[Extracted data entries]

=== Begin Enclosure ===

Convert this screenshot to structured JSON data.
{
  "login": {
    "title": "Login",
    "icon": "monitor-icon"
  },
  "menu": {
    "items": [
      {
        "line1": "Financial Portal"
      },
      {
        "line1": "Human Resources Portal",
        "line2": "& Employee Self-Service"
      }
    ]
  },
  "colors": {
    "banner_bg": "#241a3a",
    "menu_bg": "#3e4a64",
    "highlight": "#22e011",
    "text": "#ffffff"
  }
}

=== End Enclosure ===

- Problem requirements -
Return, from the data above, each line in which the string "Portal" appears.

- Task solution -
        "line1": "Financial Portal"
        "line1": "Human Resources Portal",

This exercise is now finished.